On 10 January 2014 13:51, Edgar L. Owen <edgaro...@att.net> wrote:
> Liz and Terren,
> I'm thinking more about this and think I've now changed my mind on it.
> After all I (my mental state etc.) do continually change from moment to
> moment yet I have no doubt I'm still me. I'm not the 'same' person, but I'm
> still me by all reasonable definitions.
> Therefore assuming an exact momentary but SEPARATE clone, that clone would
> no doubt tell everyone it was me, but the still extant me would of course
> Now assuming no 'ghost in the machine' or soul, for which no evidence
> exists, and that our mental states and consciousness are entirely a product
> of our biological bodies, then consider replacing various parts with exact
> copies. If say a leg was replaced with an exact copy (assuming instant
> healing to match the original) then I doubt 'I' would notice any
> difference. So my brain was (could be) instantaneously replaced with an
> exact copy with the exact neural circuitry and neural states then I suppose
> 'I' would still think I was me. I don't see why not.
> So what's the point? I forgot what it was...
> The point is that once you agree that your brain could in principle be
replaced with a copy, Bruno's "comp" arguments follow, with various
consequences (including reality being non-computable, I think - but check
You received this message because you are subscribed to the Google Groups
"Everything List" group.
To unsubscribe from this group and stop receiving emails from it, send an email
To post to this group, send email to email@example.com.

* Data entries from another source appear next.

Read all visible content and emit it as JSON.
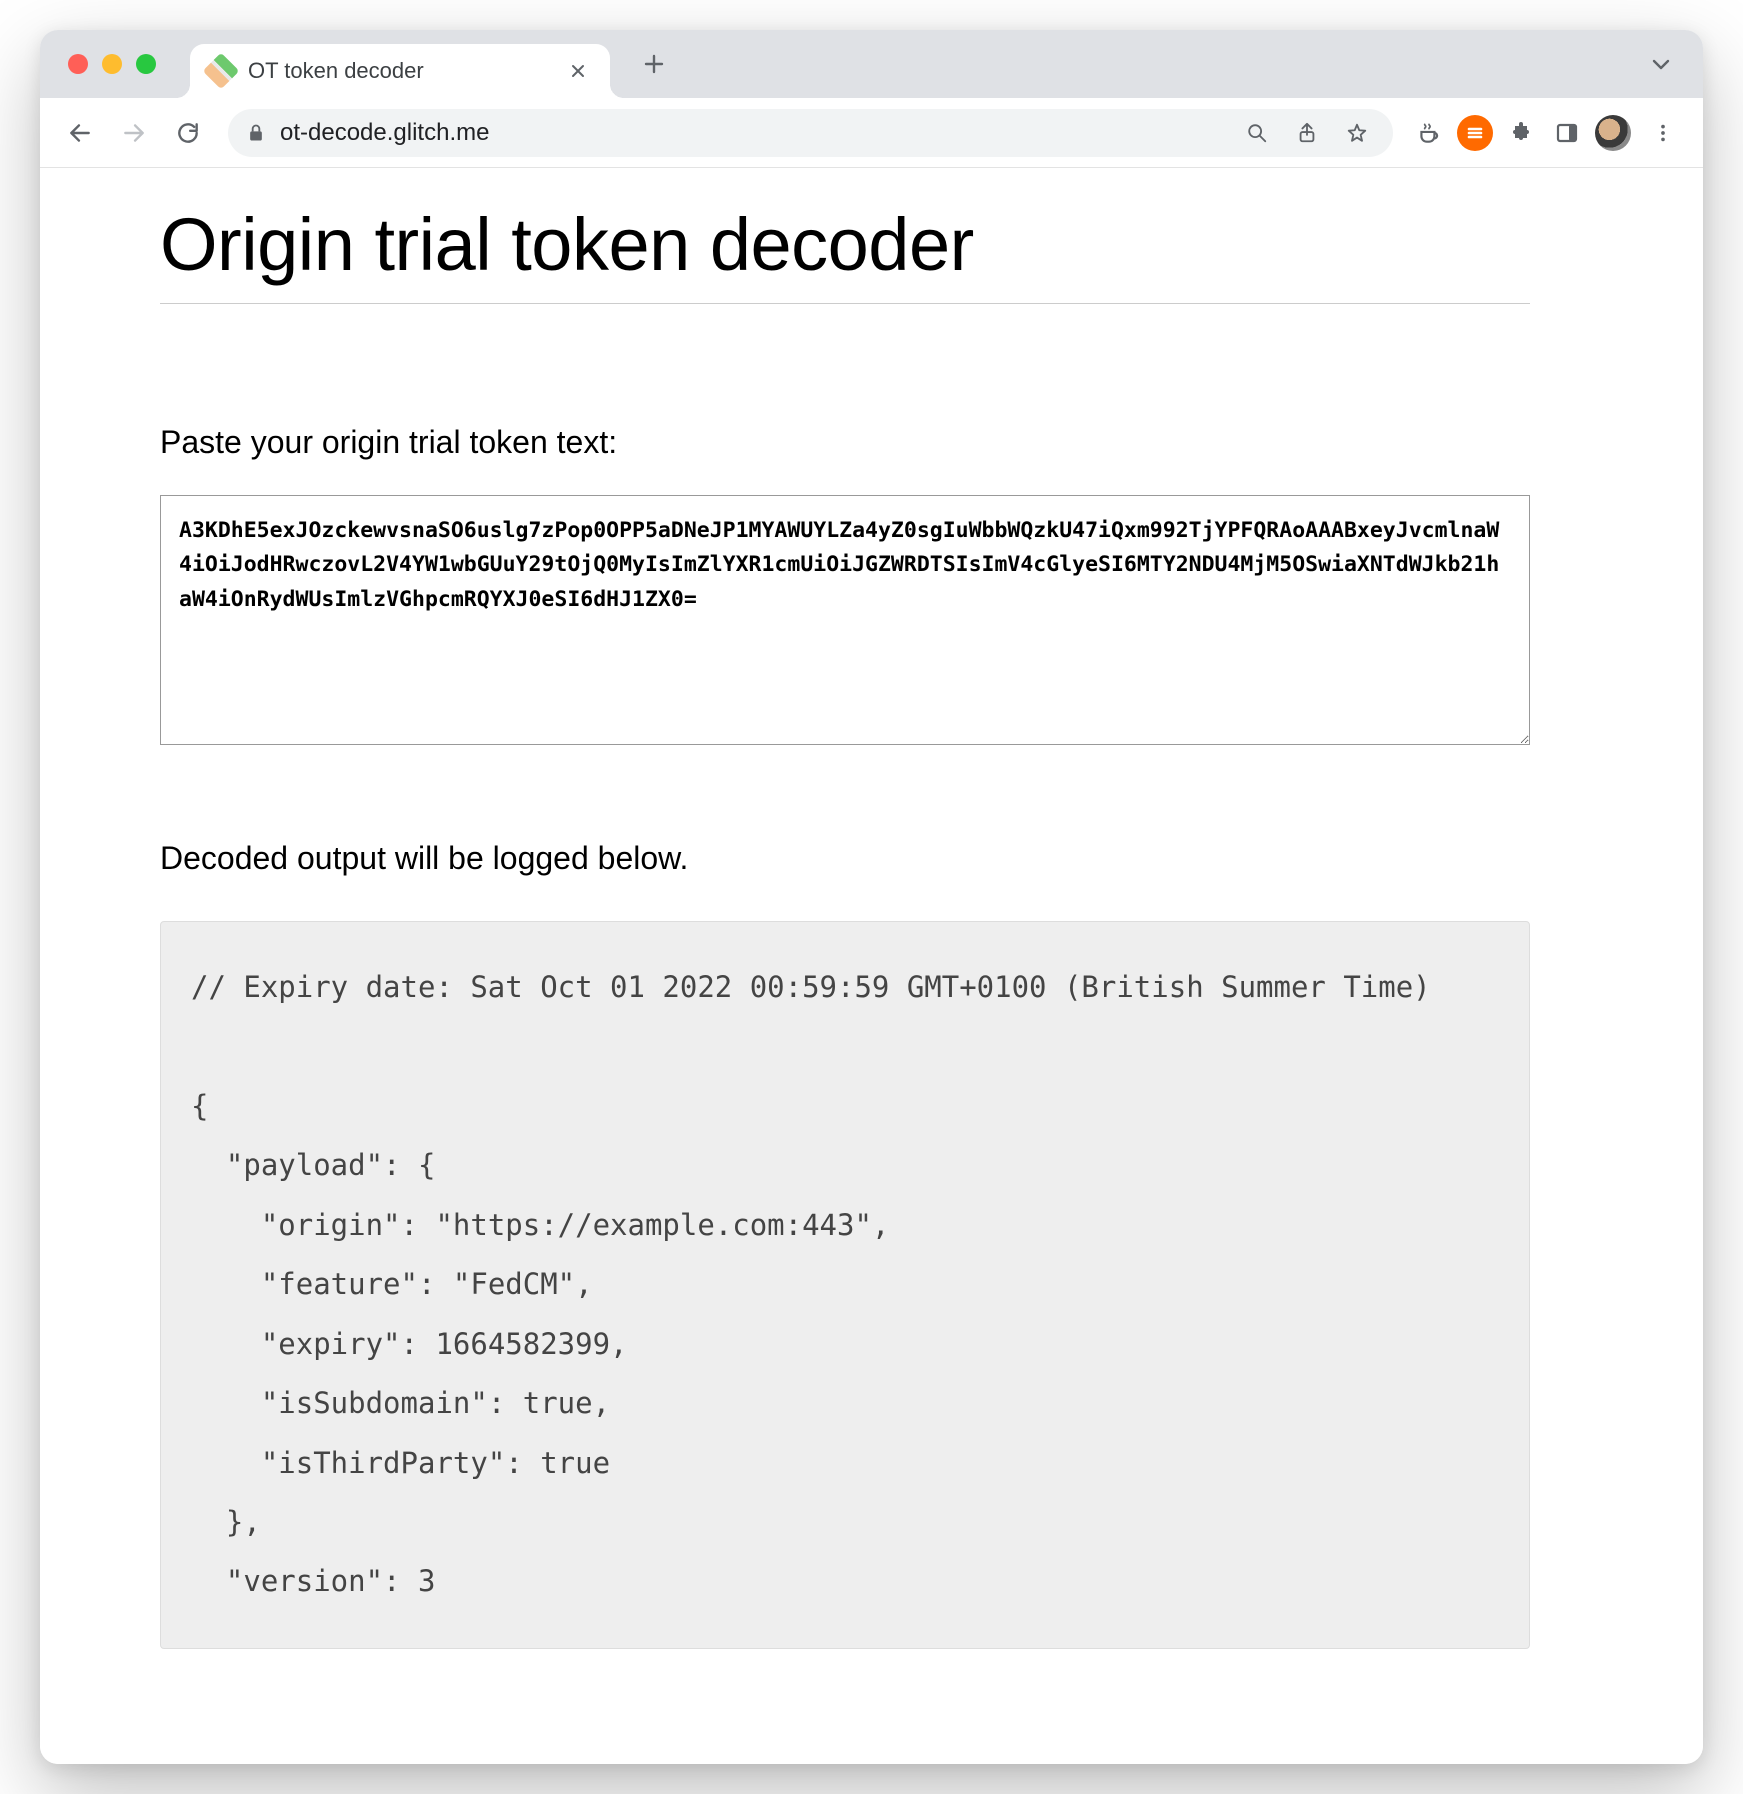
{
  "browser": {
    "tab_title": "OT token decoder",
    "url": "ot-decode.glitch.me"
  },
  "page": {
    "title": "Origin trial token decoder",
    "input_label": "Paste your origin trial token text:",
    "token_value": "A3KDhE5exJOzckewvsnaSO6uslg7zPop0OPP5aDNeJP1MYAWUYLZa4yZ0sgIuWbbWQzkU47iQxm992TjYPFQRAoAAABxeyJvcmlnaW4iOiJodHRwczovL2V4YW1wbGUuY29tOjQ0MyIsImZlYXR1cmUiOiJGZWRDTSIsImV4cGlyeSI6MTY2NDU4MjM5OSwiaXNTdWJkb21haW4iOnRydWUsImlzVGhpcmRQYXJ0eSI6dHJ1ZX0=",
    "output_label": "Decoded output will be logged below.",
    "output_text": "// Expiry date: Sat Oct 01 2022 00:59:59 GMT+0100 (British Summer Time)\n\n{\n  \"payload\": {\n    \"origin\": \"https://example.com:443\",\n    \"feature\": \"FedCM\",\n    \"expiry\": 1664582399,\n    \"isSubdomain\": true,\n    \"isThirdParty\": true\n  },\n  \"version\": 3"
  },
  "decoded": {
    "expiry_date_string": "Sat Oct 01 2022 00:59:59 GMT+0100 (British Summer Time)",
    "payload": {
      "origin": "https://example.com:443",
      "feature": "FedCM",
      "expiry": 1664582399,
      "isSubdomain": true,
      "isThirdParty": true
    },
    "version": 3
  }
}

Visit this group at http://groups.google.com/group/everything-list.
For more options, visit https://groups.google.com/groups/opt_out.